[Data records for software interfaces]
================
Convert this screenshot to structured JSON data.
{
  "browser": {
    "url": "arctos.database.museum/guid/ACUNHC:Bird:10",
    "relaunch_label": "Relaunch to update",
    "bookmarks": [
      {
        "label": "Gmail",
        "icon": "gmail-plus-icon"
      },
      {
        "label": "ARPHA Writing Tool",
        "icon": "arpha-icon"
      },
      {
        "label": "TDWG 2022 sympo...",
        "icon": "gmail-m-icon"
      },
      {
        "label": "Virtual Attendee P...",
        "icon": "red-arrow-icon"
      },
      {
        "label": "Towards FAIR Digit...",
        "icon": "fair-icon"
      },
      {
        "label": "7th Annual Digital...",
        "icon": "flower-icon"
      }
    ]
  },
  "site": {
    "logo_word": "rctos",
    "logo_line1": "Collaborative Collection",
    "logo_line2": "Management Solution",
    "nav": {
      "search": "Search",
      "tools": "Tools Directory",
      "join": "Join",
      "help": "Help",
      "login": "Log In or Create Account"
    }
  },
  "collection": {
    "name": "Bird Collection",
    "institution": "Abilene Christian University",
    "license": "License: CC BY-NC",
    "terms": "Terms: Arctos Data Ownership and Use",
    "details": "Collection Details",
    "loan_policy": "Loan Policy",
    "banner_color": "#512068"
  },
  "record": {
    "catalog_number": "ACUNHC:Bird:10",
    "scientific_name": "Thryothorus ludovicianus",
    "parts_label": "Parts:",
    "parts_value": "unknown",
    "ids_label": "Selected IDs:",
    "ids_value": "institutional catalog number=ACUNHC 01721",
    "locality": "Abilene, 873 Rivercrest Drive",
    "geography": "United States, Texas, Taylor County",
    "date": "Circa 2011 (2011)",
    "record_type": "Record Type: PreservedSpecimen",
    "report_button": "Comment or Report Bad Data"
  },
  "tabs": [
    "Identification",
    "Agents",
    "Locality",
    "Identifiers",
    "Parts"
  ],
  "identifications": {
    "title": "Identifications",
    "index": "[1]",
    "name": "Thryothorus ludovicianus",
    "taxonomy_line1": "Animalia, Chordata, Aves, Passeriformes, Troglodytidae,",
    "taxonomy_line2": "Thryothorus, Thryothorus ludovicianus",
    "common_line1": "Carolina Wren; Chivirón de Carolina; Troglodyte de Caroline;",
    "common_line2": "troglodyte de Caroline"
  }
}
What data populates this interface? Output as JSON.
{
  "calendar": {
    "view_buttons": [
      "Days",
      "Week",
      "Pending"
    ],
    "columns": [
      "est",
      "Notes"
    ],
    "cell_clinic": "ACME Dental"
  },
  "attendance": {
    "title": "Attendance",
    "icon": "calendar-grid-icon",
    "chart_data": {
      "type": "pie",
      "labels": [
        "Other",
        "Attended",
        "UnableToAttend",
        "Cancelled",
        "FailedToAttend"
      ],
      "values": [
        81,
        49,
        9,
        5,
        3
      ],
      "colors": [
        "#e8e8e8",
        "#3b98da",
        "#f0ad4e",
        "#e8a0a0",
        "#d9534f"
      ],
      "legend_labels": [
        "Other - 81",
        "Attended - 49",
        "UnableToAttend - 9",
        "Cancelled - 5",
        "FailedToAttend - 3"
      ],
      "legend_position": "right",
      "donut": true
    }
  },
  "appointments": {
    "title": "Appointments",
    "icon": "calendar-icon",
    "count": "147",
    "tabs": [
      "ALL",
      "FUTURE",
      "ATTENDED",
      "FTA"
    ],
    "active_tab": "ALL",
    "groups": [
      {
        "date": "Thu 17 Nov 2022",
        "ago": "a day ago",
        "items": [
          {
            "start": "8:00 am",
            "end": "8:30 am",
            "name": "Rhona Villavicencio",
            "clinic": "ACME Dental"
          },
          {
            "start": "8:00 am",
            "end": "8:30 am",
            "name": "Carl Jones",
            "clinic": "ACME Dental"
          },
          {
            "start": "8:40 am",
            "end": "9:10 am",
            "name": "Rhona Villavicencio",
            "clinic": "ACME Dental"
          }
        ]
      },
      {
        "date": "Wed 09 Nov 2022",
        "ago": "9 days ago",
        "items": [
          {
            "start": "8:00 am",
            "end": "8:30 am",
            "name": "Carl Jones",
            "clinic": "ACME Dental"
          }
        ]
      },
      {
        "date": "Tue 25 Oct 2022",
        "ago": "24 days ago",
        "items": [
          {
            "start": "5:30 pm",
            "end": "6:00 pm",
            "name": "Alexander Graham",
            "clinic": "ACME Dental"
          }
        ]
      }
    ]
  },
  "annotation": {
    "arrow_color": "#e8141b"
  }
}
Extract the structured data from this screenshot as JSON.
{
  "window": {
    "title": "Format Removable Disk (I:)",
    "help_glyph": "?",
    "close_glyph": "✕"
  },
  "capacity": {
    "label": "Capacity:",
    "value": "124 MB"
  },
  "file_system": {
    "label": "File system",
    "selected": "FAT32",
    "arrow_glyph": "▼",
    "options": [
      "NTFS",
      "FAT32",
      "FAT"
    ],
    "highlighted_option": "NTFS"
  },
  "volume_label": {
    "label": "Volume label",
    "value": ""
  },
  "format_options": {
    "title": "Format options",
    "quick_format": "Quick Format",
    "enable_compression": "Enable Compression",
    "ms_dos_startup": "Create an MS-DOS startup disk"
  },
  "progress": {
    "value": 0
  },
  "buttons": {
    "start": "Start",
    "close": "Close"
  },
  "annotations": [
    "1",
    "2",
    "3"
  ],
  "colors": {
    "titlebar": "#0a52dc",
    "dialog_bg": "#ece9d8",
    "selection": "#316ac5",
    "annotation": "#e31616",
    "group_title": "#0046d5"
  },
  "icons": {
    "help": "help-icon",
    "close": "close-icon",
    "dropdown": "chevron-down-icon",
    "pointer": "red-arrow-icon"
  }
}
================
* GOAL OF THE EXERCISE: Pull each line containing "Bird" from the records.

* TASK RESPONSE:
    "url": "arctos.database.museum/guid/ACUNHC:Bird:10",
    "name": "Bird Collection",
    "catalog_number": "ACUNHC:Bird:10",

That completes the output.